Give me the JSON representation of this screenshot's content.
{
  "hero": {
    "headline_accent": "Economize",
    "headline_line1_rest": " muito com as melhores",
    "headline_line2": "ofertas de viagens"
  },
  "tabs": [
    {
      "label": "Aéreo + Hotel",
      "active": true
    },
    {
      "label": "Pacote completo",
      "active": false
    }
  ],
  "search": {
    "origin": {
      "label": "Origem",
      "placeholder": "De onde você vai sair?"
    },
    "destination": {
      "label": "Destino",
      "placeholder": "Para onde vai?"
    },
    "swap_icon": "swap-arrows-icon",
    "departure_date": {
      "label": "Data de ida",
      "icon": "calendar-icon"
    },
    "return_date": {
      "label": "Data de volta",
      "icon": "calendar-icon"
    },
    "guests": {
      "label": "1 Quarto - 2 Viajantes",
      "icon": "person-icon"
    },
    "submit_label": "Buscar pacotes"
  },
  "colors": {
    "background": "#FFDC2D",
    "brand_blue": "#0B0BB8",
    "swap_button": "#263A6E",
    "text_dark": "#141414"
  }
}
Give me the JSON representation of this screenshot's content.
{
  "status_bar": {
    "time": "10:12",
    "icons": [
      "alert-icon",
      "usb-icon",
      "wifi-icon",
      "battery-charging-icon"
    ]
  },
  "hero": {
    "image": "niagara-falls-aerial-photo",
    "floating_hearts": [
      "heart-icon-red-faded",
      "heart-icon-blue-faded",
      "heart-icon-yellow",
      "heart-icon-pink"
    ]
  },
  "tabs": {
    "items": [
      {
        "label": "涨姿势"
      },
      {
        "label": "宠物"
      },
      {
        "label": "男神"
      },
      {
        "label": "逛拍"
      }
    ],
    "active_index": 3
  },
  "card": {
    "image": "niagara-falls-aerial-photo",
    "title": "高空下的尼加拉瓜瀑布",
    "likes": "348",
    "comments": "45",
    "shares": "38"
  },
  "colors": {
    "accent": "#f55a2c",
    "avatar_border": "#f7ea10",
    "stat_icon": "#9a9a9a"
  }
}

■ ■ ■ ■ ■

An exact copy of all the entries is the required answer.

Give me the JSON representation of this screenshot's content.
{
  "hero": {
    "headline_accent": "Economize",
    "headline_line1_rest": " muito com as melhores",
    "headline_line2": "ofertas de viagens"
  },
  "tabs": [
    {
      "label": "Aéreo + Hotel",
      "active": true
    },
    {
      "label": "Pacote completo",
      "active": false
    }
  ],
  "search": {
    "origin": {
      "label": "Origem",
      "placeholder": "De onde você vai sair?"
    },
    "destination": {
      "label": "Destino",
      "placeholder": "Para onde vai?"
    },
    "swap_icon": "swap-arrows-icon",
    "departure_date": {
      "label": "Data de ida",
      "icon": "calendar-icon"
    },
    "return_date": {
      "label": "Data de volta",
      "icon": "calendar-icon"
    },
    "guests": {
      "label": "1 Quarto - 2 Viajantes",
      "icon": "person-icon"
    },
    "submit_label": "Buscar pacotes"
  },
  "colors": {
    "background": "#FFDC2D",
    "brand_blue": "#0B0BB8",
    "swap_button": "#263A6E",
    "text_dark": "#141414"
  }
}
Give me the JSON representation of this screenshot's content.
{
  "status_bar": {
    "time": "10:12",
    "icons": [
      "alert-icon",
      "usb-icon",
      "wifi-icon",
      "battery-charging-icon"
    ]
  },
  "hero": {
    "image": "niagara-falls-aerial-photo",
    "floating_hearts": [
      "heart-icon-red-faded",
      "heart-icon-blue-faded",
      "heart-icon-yellow",
      "heart-icon-pink"
    ]
  },
  "tabs": {
    "items": [
      {
        "label": "涨姿势"
      },
      {
        "label": "宠物"
      },
      {
        "label": "男神"
      },
      {
        "label": "逛拍"
      }
    ],
    "active_index": 3
  },
  "card": {
    "image": "niagara-falls-aerial-photo",
    "title": "高空下的尼加拉瓜瀑布",
    "likes": "348",
    "comments": "45",
    "shares": "38"
  },
  "colors": {
    "accent": "#f55a2c",
    "avatar_border": "#f7ea10",
    "stat_icon": "#9a9a9a"
  }
}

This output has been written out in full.